President Harry S. Truman (left) presents the Distinguished Service Medal to Rear Admiral Sidney Souers, U.S. Naval Reserve (right). Souers had served as the first Director of Central Intelligence. (Photo: Abbie Rowe, National Park Service, Harry S. Truman Library Museum.)

Though the U.S. has a wartime espionage history dating back to the days of the revolution, it wasn’t until after WWII that President Harry S. Truman decided a permanent, peacetime intelligence agency was necessary to help make sense of the globe.

“Strange as it may seem, the President up to that time was not completely informed as to what was taking place in the world,” Truman said in 1945. “Messages that came to the different departments of the executive branch often were not relayed to him because some official did not think it was necessary to inform the President. The President did not see many useful cables and telegrams that came from different American representatives abroad.”

He also complained in his memoirs that what information did get to him was not coordinated with any other piece of information meaning “reports came across my desk on the same subject at different times from various departments, and these reports often conflicted.”

The CIG was an answer to the problem and Truman appointed Rear Adm. Souers — one of the men at that weird lunch — as the first Director of Central Intelligence. The CIG, however, turned out to be much more of a benign agency than even wooden daggers would let on. It was more like a current day Fusion Center, meant to consolidate streams of intelligence from the various military branches and State Department officials.

“First, CIG was literally nothing more than an interdepartmental committee subsisting on handouts of money, people, and facilities from three departments which — capriciously or otherwise — could withdraw their sustaining support at any moment,” a CIA history says. “Also, while CIG could enumerate the many functions assigned to it, the embarrassing truth was that it lacked the power to carry them out.”
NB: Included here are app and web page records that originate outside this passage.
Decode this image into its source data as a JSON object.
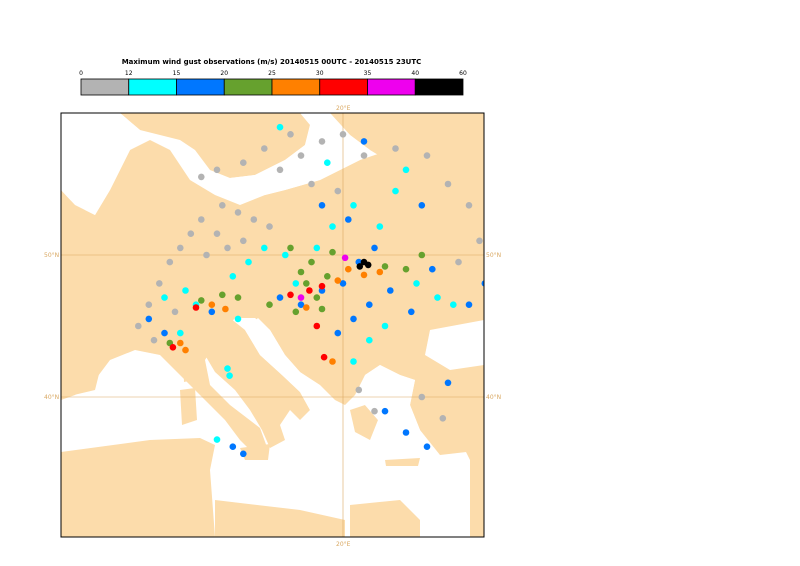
{
  "title": "Maximum wind gust observations (m/s) 20140515 00UTC - 20140515 23UTC",
  "legend": {
    "ticks": [
      "0",
      "12",
      "15",
      "20",
      "25",
      "30",
      "35",
      "40",
      "60"
    ],
    "bins": [
      {
        "range": "0-12",
        "color": "#b3b3b3"
      },
      {
        "range": "12-15",
        "color": "#00ffff"
      },
      {
        "range": "15-20",
        "color": "#0077ff"
      },
      {
        "range": "20-25",
        "color": "#66a12e"
      },
      {
        "range": "25-30",
        "color": "#ff8000"
      },
      {
        "range": "30-35",
        "color": "#ff0000"
      },
      {
        "range": "35-40",
        "color": "#ee00ee"
      },
      {
        "range": "40-60",
        "color": "#000000"
      }
    ]
  },
  "map": {
    "land_color": "#fcdcab",
    "sea_color": "#ffffff",
    "grid_color": "#d9a862",
    "grid_labels": {
      "lon_top": "20°E",
      "lon_bottom": "20°E",
      "lat_50_left": "50°N",
      "lat_50_right": "50°N",
      "lat_40_left": "40°N",
      "lat_40_right": "40°N"
    }
  },
  "stations": [
    {
      "lon": 10.5,
      "lat": 51.0,
      "cat": 0
    },
    {
      "lon": 9.0,
      "lat": 50.5,
      "cat": 0
    },
    {
      "lon": 8.0,
      "lat": 51.5,
      "cat": 0
    },
    {
      "lon": 7.0,
      "lat": 50.0,
      "cat": 0
    },
    {
      "lon": 6.5,
      "lat": 52.5,
      "cat": 0
    },
    {
      "lon": 5.5,
      "lat": 51.5,
      "cat": 0
    },
    {
      "lon": 4.5,
      "lat": 50.5,
      "cat": 0
    },
    {
      "lon": 8.5,
      "lat": 53.5,
      "cat": 0
    },
    {
      "lon": 10.0,
      "lat": 53.0,
      "cat": 0
    },
    {
      "lon": 11.5,
      "lat": 52.5,
      "cat": 0
    },
    {
      "lon": 13.0,
      "lat": 52.0,
      "cat": 0
    },
    {
      "lon": 3.5,
      "lat": 49.5,
      "cat": 0
    },
    {
      "lon": 2.5,
      "lat": 48.0,
      "cat": 0
    },
    {
      "lon": 1.5,
      "lat": 46.5,
      "cat": 0
    },
    {
      "lon": 0.5,
      "lat": 45.0,
      "cat": 0
    },
    {
      "lon": 2.0,
      "lat": 44.0,
      "cat": 0
    },
    {
      "lon": 4.0,
      "lat": 46.0,
      "cat": 0
    },
    {
      "lon": 6.5,
      "lat": 55.5,
      "cat": 0
    },
    {
      "lon": 8.0,
      "lat": 56.0,
      "cat": 0
    },
    {
      "lon": 10.5,
      "lat": 56.5,
      "cat": 0
    },
    {
      "lon": 12.5,
      "lat": 57.5,
      "cat": 0
    },
    {
      "lon": 14.0,
      "lat": 56.0,
      "cat": 0
    },
    {
      "lon": 16.0,
      "lat": 57.0,
      "cat": 0
    },
    {
      "lon": 18.0,
      "lat": 58.0,
      "cat": 0
    },
    {
      "lon": 20.0,
      "lat": 58.5,
      "cat": 0
    },
    {
      "lon": 15.0,
      "lat": 58.5,
      "cat": 0
    },
    {
      "lon": 22.0,
      "lat": 57.0,
      "cat": 0
    },
    {
      "lon": 25.0,
      "lat": 57.5,
      "cat": 0
    },
    {
      "lon": 28.0,
      "lat": 57.0,
      "cat": 0
    },
    {
      "lon": 30.0,
      "lat": 55.0,
      "cat": 0
    },
    {
      "lon": 32.0,
      "lat": 53.5,
      "cat": 0
    },
    {
      "lon": 33.0,
      "lat": 51.0,
      "cat": 0
    },
    {
      "lon": 31.0,
      "lat": 49.5,
      "cat": 0
    },
    {
      "lon": 21.5,
      "lat": 40.5,
      "cat": 0
    },
    {
      "lon": 23.0,
      "lat": 39.0,
      "cat": 0
    },
    {
      "lon": 27.5,
      "lat": 40.0,
      "cat": 0
    },
    {
      "lon": 29.5,
      "lat": 38.5,
      "cat": 0
    },
    {
      "lon": 19.5,
      "lat": 54.5,
      "cat": 0
    },
    {
      "lon": 17.0,
      "lat": 55.0,
      "cat": 0
    },
    {
      "lon": 3.0,
      "lat": 47.0,
      "cat": 1
    },
    {
      "lon": 5.0,
      "lat": 47.5,
      "cat": 1
    },
    {
      "lon": 6.0,
      "lat": 46.5,
      "cat": 1
    },
    {
      "lon": 9.5,
      "lat": 48.5,
      "cat": 1
    },
    {
      "lon": 11.0,
      "lat": 49.5,
      "cat": 1
    },
    {
      "lon": 12.5,
      "lat": 50.5,
      "cat": 1
    },
    {
      "lon": 14.5,
      "lat": 50.0,
      "cat": 1
    },
    {
      "lon": 15.5,
      "lat": 48.0,
      "cat": 1
    },
    {
      "lon": 17.5,
      "lat": 50.5,
      "cat": 1
    },
    {
      "lon": 19.0,
      "lat": 52.0,
      "cat": 1
    },
    {
      "lon": 21.0,
      "lat": 53.5,
      "cat": 1
    },
    {
      "lon": 23.5,
      "lat": 52.0,
      "cat": 1
    },
    {
      "lon": 25.0,
      "lat": 54.5,
      "cat": 1
    },
    {
      "lon": 27.0,
      "lat": 48.0,
      "cat": 1
    },
    {
      "lon": 29.0,
      "lat": 47.0,
      "cat": 1
    },
    {
      "lon": 22.5,
      "lat": 44.0,
      "cat": 1
    },
    {
      "lon": 21.0,
      "lat": 42.5,
      "cat": 1
    },
    {
      "lon": 9.0,
      "lat": 42.0,
      "cat": 1
    },
    {
      "lon": 9.2,
      "lat": 41.5,
      "cat": 1
    },
    {
      "lon": 8.0,
      "lat": 37.0,
      "cat": 1
    },
    {
      "lon": 4.5,
      "lat": 44.5,
      "cat": 1
    },
    {
      "lon": 14.0,
      "lat": 59.0,
      "cat": 1
    },
    {
      "lon": 18.5,
      "lat": 56.5,
      "cat": 1
    },
    {
      "lon": 26.0,
      "lat": 56.0,
      "cat": 1
    },
    {
      "lon": 30.5,
      "lat": 46.5,
      "cat": 1
    },
    {
      "lon": 24.0,
      "lat": 45.0,
      "cat": 1
    },
    {
      "lon": 10.0,
      "lat": 45.5,
      "cat": 1
    },
    {
      "lon": 14.0,
      "lat": 47.0,
      "cat": 2
    },
    {
      "lon": 16.0,
      "lat": 46.5,
      "cat": 2
    },
    {
      "lon": 18.0,
      "lat": 47.5,
      "cat": 2
    },
    {
      "lon": 20.0,
      "lat": 48.0,
      "cat": 2
    },
    {
      "lon": 21.5,
      "lat": 49.5,
      "cat": 2
    },
    {
      "lon": 23.0,
      "lat": 50.5,
      "cat": 2
    },
    {
      "lon": 20.5,
      "lat": 52.5,
      "cat": 2
    },
    {
      "lon": 18.0,
      "lat": 53.5,
      "cat": 2
    },
    {
      "lon": 24.5,
      "lat": 47.5,
      "cat": 2
    },
    {
      "lon": 26.5,
      "lat": 46.0,
      "cat": 2
    },
    {
      "lon": 28.5,
      "lat": 49.0,
      "cat": 2
    },
    {
      "lon": 32.0,
      "lat": 46.5,
      "cat": 2
    },
    {
      "lon": 21.0,
      "lat": 45.5,
      "cat": 2
    },
    {
      "lon": 22.5,
      "lat": 46.5,
      "cat": 2
    },
    {
      "lon": 19.5,
      "lat": 44.5,
      "cat": 2
    },
    {
      "lon": 24.0,
      "lat": 39.0,
      "cat": 2
    },
    {
      "lon": 26.0,
      "lat": 37.5,
      "cat": 2
    },
    {
      "lon": 28.0,
      "lat": 36.5,
      "cat": 2
    },
    {
      "lon": 30.0,
      "lat": 41.0,
      "cat": 2
    },
    {
      "lon": 9.5,
      "lat": 36.5,
      "cat": 2
    },
    {
      "lon": 10.5,
      "lat": 36.0,
      "cat": 2
    },
    {
      "lon": 1.5,
      "lat": 45.5,
      "cat": 2
    },
    {
      "lon": 3.0,
      "lat": 44.5,
      "cat": 2
    },
    {
      "lon": 7.5,
      "lat": 46.0,
      "cat": 2
    },
    {
      "lon": 22.0,
      "lat": 58.0,
      "cat": 2
    },
    {
      "lon": 27.5,
      "lat": 53.5,
      "cat": 2
    },
    {
      "lon": 33.5,
      "lat": 48.0,
      "cat": 2
    },
    {
      "lon": 16.5,
      "lat": 48.0,
      "cat": 3
    },
    {
      "lon": 17.5,
      "lat": 47.0,
      "cat": 3
    },
    {
      "lon": 18.5,
      "lat": 48.5,
      "cat": 3
    },
    {
      "lon": 17.0,
      "lat": 49.5,
      "cat": 3
    },
    {
      "lon": 16.0,
      "lat": 48.8,
      "cat": 3
    },
    {
      "lon": 18.0,
      "lat": 46.2,
      "cat": 3
    },
    {
      "lon": 15.5,
      "lat": 46.0,
      "cat": 3
    },
    {
      "lon": 13.0,
      "lat": 46.5,
      "cat": 3
    },
    {
      "lon": 10.0,
      "lat": 47.0,
      "cat": 3
    },
    {
      "lon": 8.5,
      "lat": 47.2,
      "cat": 3
    },
    {
      "lon": 6.5,
      "lat": 46.8,
      "cat": 3
    },
    {
      "lon": 3.5,
      "lat": 43.8,
      "cat": 3
    },
    {
      "lon": 26.0,
      "lat": 49.0,
      "cat": 3
    },
    {
      "lon": 27.5,
      "lat": 50.0,
      "cat": 3
    },
    {
      "lon": 24.0,
      "lat": 49.2,
      "cat": 3
    },
    {
      "lon": 19.0,
      "lat": 50.2,
      "cat": 3
    },
    {
      "lon": 15.0,
      "lat": 50.5,
      "cat": 3
    },
    {
      "lon": 20.5,
      "lat": 49.0,
      "cat": 4
    },
    {
      "lon": 22.0,
      "lat": 48.6,
      "cat": 4
    },
    {
      "lon": 23.5,
      "lat": 48.8,
      "cat": 4
    },
    {
      "lon": 19.5,
      "lat": 48.2,
      "cat": 4
    },
    {
      "lon": 7.5,
      "lat": 46.5,
      "cat": 4
    },
    {
      "lon": 8.8,
      "lat": 46.2,
      "cat": 4
    },
    {
      "lon": 4.5,
      "lat": 43.8,
      "cat": 4
    },
    {
      "lon": 5.0,
      "lat": 43.3,
      "cat": 4
    },
    {
      "lon": 19.0,
      "lat": 42.5,
      "cat": 4
    },
    {
      "lon": 16.5,
      "lat": 46.3,
      "cat": 4
    },
    {
      "lon": 15.0,
      "lat": 47.2,
      "cat": 5
    },
    {
      "lon": 16.8,
      "lat": 47.5,
      "cat": 5
    },
    {
      "lon": 18.0,
      "lat": 47.8,
      "cat": 5
    },
    {
      "lon": 6.0,
      "lat": 46.3,
      "cat": 5
    },
    {
      "lon": 3.8,
      "lat": 43.5,
      "cat": 5
    },
    {
      "lon": 18.2,
      "lat": 42.8,
      "cat": 5
    },
    {
      "lon": 17.5,
      "lat": 45.0,
      "cat": 5
    },
    {
      "lon": 20.2,
      "lat": 49.8,
      "cat": 6
    },
    {
      "lon": 16.0,
      "lat": 47.0,
      "cat": 6
    },
    {
      "lon": 22.0,
      "lat": 49.5,
      "cat": 7
    },
    {
      "lon": 22.4,
      "lat": 49.3,
      "cat": 7
    },
    {
      "lon": 21.6,
      "lat": 49.2,
      "cat": 7
    }
  ]
}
The CIG was also beset by bureaucratic jockeying as the senior military officials, diplomats and former OSS officers all fought for influence in the new national security order. “Wild” Bill Donovan, founder of the OSS, once said the CIG was “a good debating society but a poor administering instrument.”

Still, American leaders understood the need for a peacetime espionage agency and CIG lived on 20 months before the National Security Act took effect in September 1947, transforming the CIG into the CIA. For the next 70 years that agency would grow into the global spying, drone striking organization it is today.

But before it breathed its last, the CIG did make at least one lasting impression on the American intelligence community that endures:

The CIG’s Director was organizationally responsible to a new National Intelligence Authority (NIA) made up of the heads of the State, War and Navy Departments as well as a presidential representative. At the second meeting of the NIA, on Feb. 5, 1946, it was decided that the CIG would be in charge of the “production of daily summaries containing factual statements of the significant developments in the field of intelligence and operations related to the national security and to foreign events for the use of the President…” Something like this.

It was an extremely long-winded way to introduce the U.S. government to what we now call the President’s Daily Brief, or PDB.